Academic health sciences centres in both the United States and Canada, once major "brokers" of medical and biomedical knowledge and other scare resources, are frequently depicted as "victims" of the environments in which they exist. While the national and local environments in which these organizations exist differ substantially, the integrity of AHSCs in both nations is threatened by a variety of emergent and continuing externalities. It is important that AHSCs develop a sufficient vision and market to be self-determining and successful in countering pressures that challenge their teaching, research and service activities. Leadership in both Canada and the United States must become much more skilled in strategic management to achieve this goal.
|Original language||English (US)|
|Pages (from-to)||73-79; discussion 111-114|
|State||Published - 2002|
ASJC Scopus subject areas

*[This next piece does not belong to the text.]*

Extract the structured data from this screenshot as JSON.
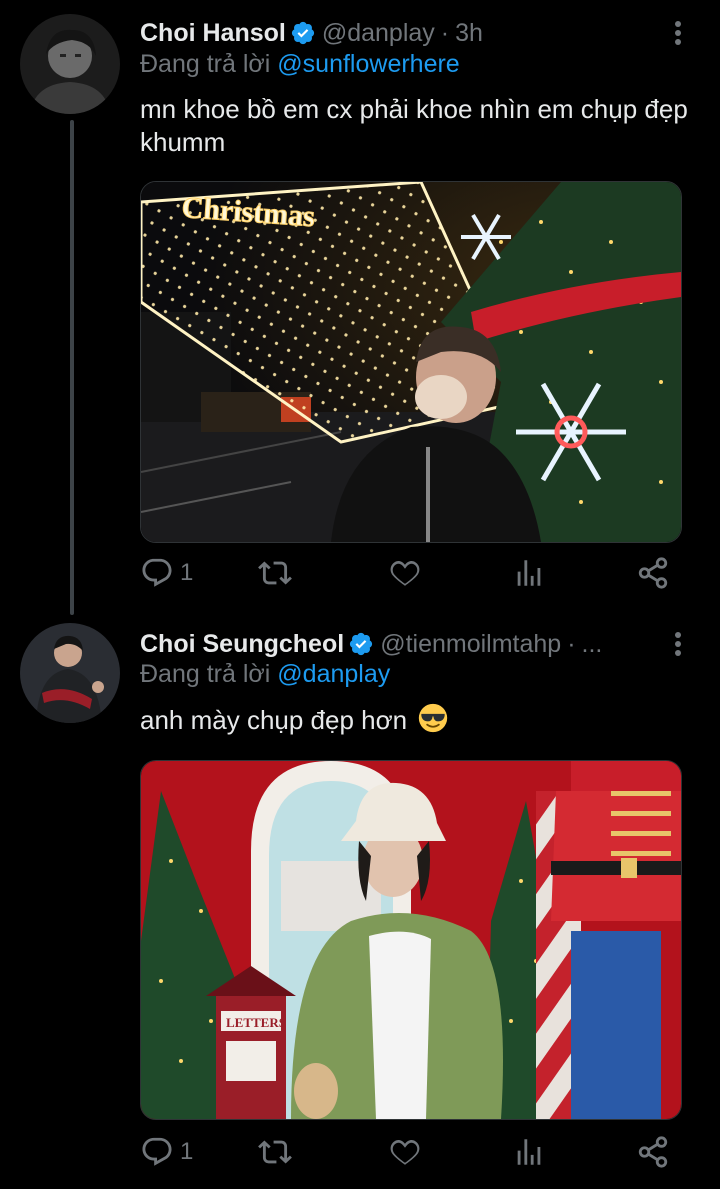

- Health Policy
- Public Health, Environmental and Occupational Health